EXERCISE DETAILS:
Quote the whole listing word for word. Do not include the pictures.

GIVEN DATA:

# # # # #

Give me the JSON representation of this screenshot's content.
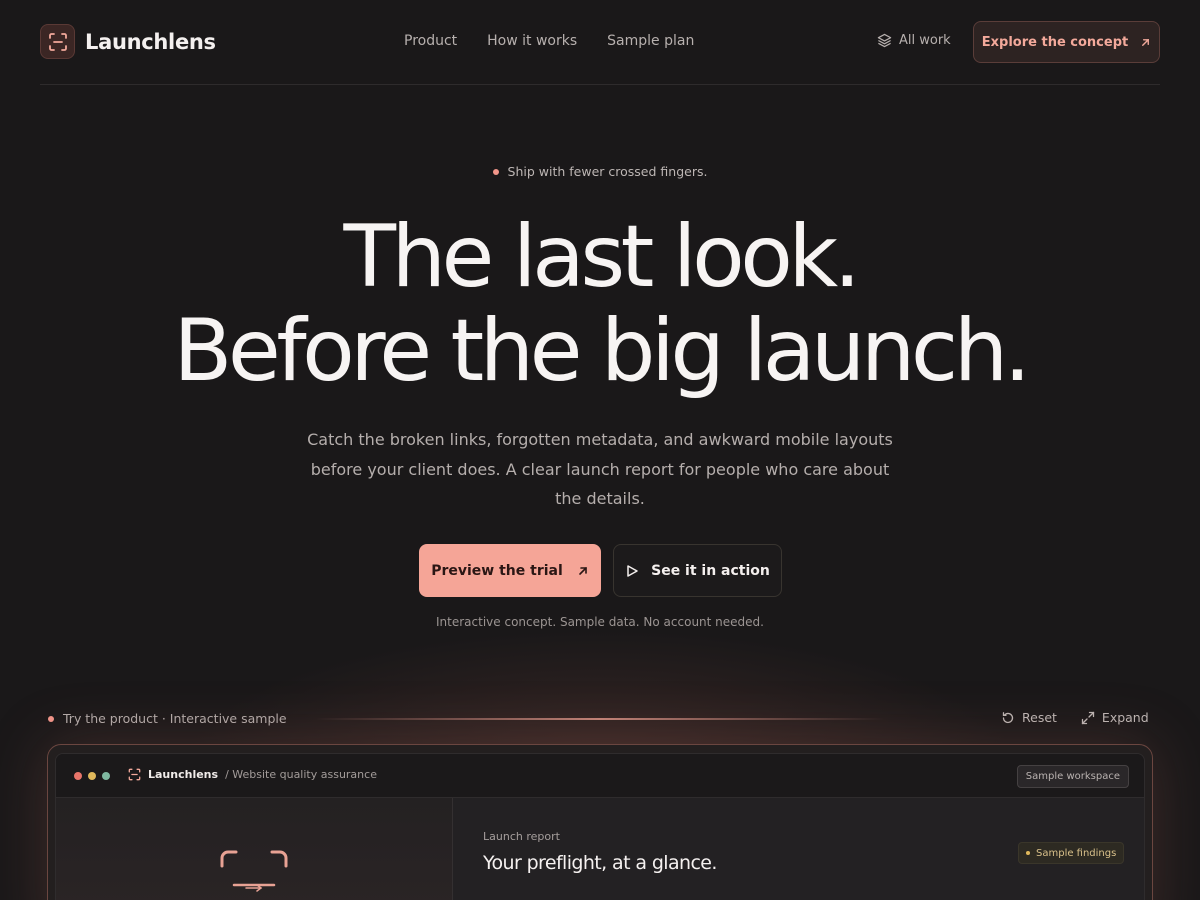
{
  "brand": {
    "name": "Launchlens"
  },
  "nav": {
    "links": [
      "Product",
      "How it works",
      "Sample plan"
    ],
    "all_work": "All work",
    "cta": "Explore the concept"
  },
  "hero": {
    "eyebrow": "Ship with fewer crossed fingers.",
    "headline_line1": "The last look.",
    "headline_line2": "Before the big launch.",
    "subheading": "Catch the broken links, forgotten metadata, and awkward mobile layouts before your client does. A clear launch report for people who care about the details.",
    "primary_button": "Preview the trial",
    "secondary_button": "See it in action",
    "fine_print": "Interactive concept. Sample data. No account needed."
  },
  "demo": {
    "label": "Try the product · Interactive sample",
    "reset": "Reset",
    "expand": "Expand"
  },
  "window": {
    "brand": "Launchlens",
    "subtitle": "/ Website quality assurance",
    "workspace": "Sample workspace",
    "report_label": "Launch report",
    "report_title": "Your preflight, at a glance.",
    "findings": "Sample findings"
  },
  "colors": {
    "accent": "#f5a597",
    "background": "#1a1819",
    "traffic_red": "#e8756a",
    "traffic_yellow": "#e0b85b",
    "traffic_green": "#7fb8a0"
  }
}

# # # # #

WRITTEN REPLY:
Give me the JSON representation of this screenshot's content.
{
  "brand": {
    "name": "Launchlens"
  },
  "nav": {
    "links": [
      "Product",
      "How it works",
      "Sample plan"
    ],
    "all_work": "All work",
    "cta": "Explore the concept"
  },
  "hero": {
    "eyebrow": "Ship with fewer crossed fingers.",
    "headline_line1": "The last look.",
    "headline_line2": "Before the big launch.",
    "subheading": "Catch the broken links, forgotten metadata, and awkward mobile layouts before your client does. A clear launch report for people who care about the details.",
    "primary_button": "Preview the trial",
    "secondary_button": "See it in action",
    "fine_print": "Interactive concept. Sample data. No account needed."
  },
  "demo": {
    "label": "Try the product · Interactive sample",
    "reset": "Reset",
    "expand": "Expand"
  },
  "window": {
    "brand": "Launchlens",
    "subtitle": "/ Website quality assurance",
    "workspace": "Sample workspace",
    "report_label": "Launch report",
    "report_title": "Your preflight, at a glance.",
    "findings": "Sample findings"
  },
  "colors": {
    "accent": "#f5a597",
    "background": "#1a1819",
    "traffic_red": "#e8756a",
    "traffic_yellow": "#e0b85b",
    "traffic_green": "#7fb8a0"
  }
}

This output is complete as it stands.